## Problem to solve
Scan the data for "Last" and copy the lines it appears in.

"""

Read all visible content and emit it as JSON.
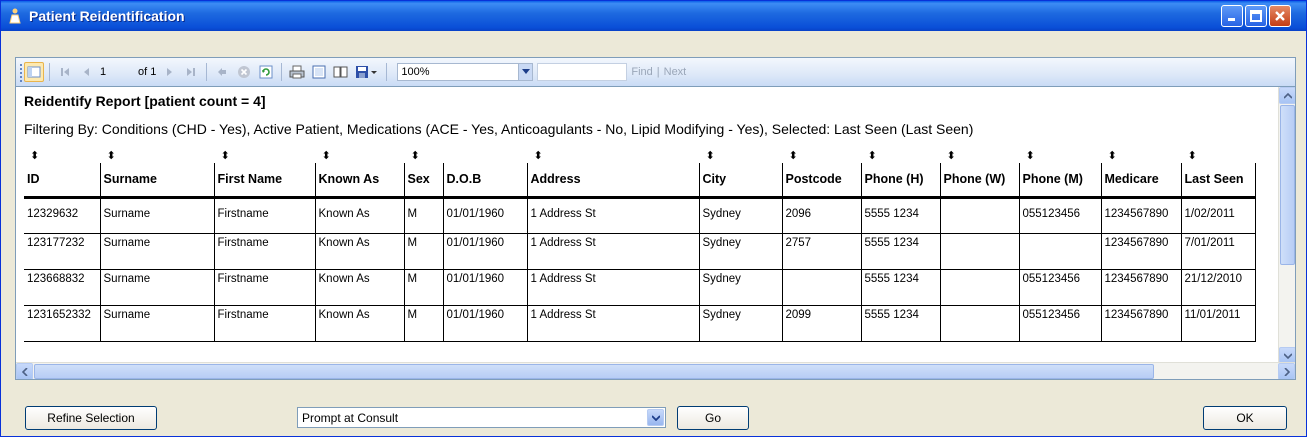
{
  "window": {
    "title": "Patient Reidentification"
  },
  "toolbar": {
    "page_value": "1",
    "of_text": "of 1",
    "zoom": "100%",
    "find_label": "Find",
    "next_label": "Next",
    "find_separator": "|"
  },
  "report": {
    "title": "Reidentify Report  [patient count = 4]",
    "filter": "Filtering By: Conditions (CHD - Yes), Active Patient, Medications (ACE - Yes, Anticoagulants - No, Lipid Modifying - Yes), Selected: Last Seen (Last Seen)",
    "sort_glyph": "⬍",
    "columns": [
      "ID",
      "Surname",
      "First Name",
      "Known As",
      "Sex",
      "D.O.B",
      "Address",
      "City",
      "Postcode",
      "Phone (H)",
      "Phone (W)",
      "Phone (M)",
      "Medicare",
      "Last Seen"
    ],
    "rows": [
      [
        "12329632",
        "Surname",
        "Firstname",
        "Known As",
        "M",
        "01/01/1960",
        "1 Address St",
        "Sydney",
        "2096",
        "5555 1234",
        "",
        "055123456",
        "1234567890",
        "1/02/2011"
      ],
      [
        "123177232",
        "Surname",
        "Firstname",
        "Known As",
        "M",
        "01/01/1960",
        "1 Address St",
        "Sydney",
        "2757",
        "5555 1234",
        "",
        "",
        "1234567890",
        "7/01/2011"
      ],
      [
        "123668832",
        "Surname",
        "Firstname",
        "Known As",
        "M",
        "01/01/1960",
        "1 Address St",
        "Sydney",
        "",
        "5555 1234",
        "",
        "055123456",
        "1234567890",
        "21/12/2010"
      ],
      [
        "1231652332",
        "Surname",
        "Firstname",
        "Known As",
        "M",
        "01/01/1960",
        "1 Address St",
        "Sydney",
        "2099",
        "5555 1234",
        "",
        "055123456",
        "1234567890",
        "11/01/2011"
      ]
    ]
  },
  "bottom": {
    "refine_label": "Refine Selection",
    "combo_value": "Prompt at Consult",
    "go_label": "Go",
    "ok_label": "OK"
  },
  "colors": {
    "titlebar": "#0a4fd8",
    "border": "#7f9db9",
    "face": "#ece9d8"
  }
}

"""
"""

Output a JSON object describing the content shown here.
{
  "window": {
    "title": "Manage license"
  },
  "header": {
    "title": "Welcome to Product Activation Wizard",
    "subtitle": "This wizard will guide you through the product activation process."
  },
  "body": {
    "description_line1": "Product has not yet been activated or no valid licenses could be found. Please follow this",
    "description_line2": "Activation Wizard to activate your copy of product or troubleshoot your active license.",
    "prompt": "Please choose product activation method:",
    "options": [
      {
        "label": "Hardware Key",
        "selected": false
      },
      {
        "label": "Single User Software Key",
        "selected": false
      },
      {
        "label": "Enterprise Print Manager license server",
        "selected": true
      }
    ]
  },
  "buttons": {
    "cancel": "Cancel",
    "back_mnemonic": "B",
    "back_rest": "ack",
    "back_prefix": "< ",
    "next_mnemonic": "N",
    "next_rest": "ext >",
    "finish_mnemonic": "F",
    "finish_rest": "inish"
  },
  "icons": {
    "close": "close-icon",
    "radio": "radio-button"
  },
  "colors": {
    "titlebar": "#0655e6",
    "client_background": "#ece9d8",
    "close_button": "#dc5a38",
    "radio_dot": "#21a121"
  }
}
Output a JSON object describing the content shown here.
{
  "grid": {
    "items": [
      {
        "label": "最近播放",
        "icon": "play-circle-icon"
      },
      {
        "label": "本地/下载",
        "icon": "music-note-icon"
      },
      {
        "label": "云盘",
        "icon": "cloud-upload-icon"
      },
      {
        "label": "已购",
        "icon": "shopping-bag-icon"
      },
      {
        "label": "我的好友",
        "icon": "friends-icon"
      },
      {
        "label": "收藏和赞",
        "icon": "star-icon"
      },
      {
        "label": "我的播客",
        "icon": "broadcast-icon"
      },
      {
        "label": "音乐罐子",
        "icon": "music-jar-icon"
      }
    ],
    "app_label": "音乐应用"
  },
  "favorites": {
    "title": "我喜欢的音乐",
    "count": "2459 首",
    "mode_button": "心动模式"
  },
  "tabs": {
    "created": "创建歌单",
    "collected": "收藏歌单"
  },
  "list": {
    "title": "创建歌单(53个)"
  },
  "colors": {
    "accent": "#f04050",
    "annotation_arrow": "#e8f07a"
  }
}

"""

## Output for this exercise
    "filter": "Filtering By: Conditions (CHD - Yes), Active Patient, Medications (ACE - Yes, Anticoagulants - No, Lipid Modifying - Yes), Selected: Last Seen (Last Seen)",
      "Last Seen"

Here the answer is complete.